- modify /etc/sysconfig/syslog as per the next step
- modify /etc/syslog-ng/syslog-ng.conf as per the next step
- uncomment this line: udp(ip(“0.0.0.0”) port(514));
- launch yast (I use curses-based yast [no X-Windows] which is really cantankerous)
- go to Security and Users -> Firewall -> Allowed services -> Internal Zone -> Advanced
- add udp port 514 as additional allowed Ports in internal zone and save it
- service syslog stop
- service syslog start

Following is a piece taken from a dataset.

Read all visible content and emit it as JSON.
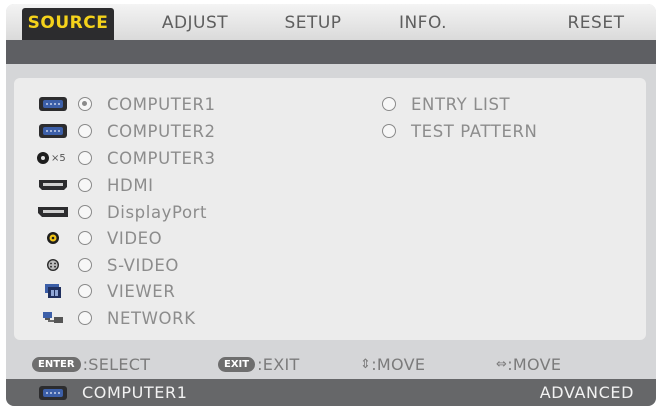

- You should start seeing entries in /var/log/localmessages as in this suitably anonymized example (I added a couple line breaks for clarity:

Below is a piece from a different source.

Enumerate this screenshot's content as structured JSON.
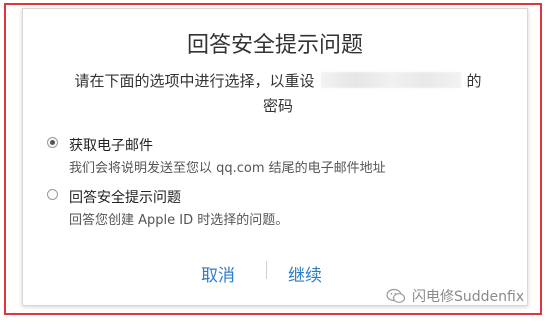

Jul 27 14:42:22 f5-drj-mgmt ASM:"7653503868885627313","220.127.116.11","/Common/drjohnstechtalk.com_profile","blocked","/drjcrm/bi/tjhmore345","0","Illegal URL,Attack signature detected","200021075","Automated client access ""curl""","US","<?xml version='1.0' encoding='UTF-8'?><BAD_MSG><violation_masks><block>44e7f1ffebff2dfb-8000000000000000</block><alarm>44f7f1ffebff2dfb-8000000000000000</alarm><learn>44e7f1ffe3ff2dfb-8000000000000000</learn><staging>0000000000000000-0000000000000000</staging></violation_masks><request-violations><violation><viol_index>42</viol_index><viol_name>VIOL_ATTACK_SIGNATURE</viol_name><context>request</context><sig_data><sig_id>200021075</sig_id> <blocking_mask>7</blocking_mask><kw_data><buffer>VXNlci1BZ2VudDogY3VybC83LjE5LjcgKHg4Nl82NC1yZWRoYXQtbGludXgtZ251KSBsaWJjdXJsLzcuMTkuNyBOU1MvMy4yNy4xIHpsaWIvMS4yLjMgbGliaWRuLzEuMTggbGlic3NoMi8xLjQuMg0KSG9zdDogYWctaW50ZWw=</buffer> <offset>0</offset><length>16</length></kw_data></sig_data></violation><violation><viol_index>38</viol_index> <viol_name>VIOL_URL</viol_name></violation></request-violations></BAD_MSG>","GET /drjcrm/bi/tjhmore345 HTTP/1.1\r\nUser-Agent: curl/7.19.7 (x86_64-redhat-linux-gnu) libcurl/7.19.7 NSS/3.27.1 zlib/1.2.3 libidn/1.18 libssh2/1.4.2\r\nHost: drjohnstechtalk.com\r\nAccept: */*\r\n\r\n"
Interestingly, there is no syslogd on this particular system, and yet the “-r” flag is designed for syslogd – it’s what turns it into a remote syslogging daemon. And yet it works.
It’s easy enough to log these messages to their own file, I just don’t know how to do it yet because I don’t need to. I learn as I need to. just as I learned enough to publish this tip.
We have demonstrated activating the simplest possible remote syslogger on Suse Linux Enterprise Server.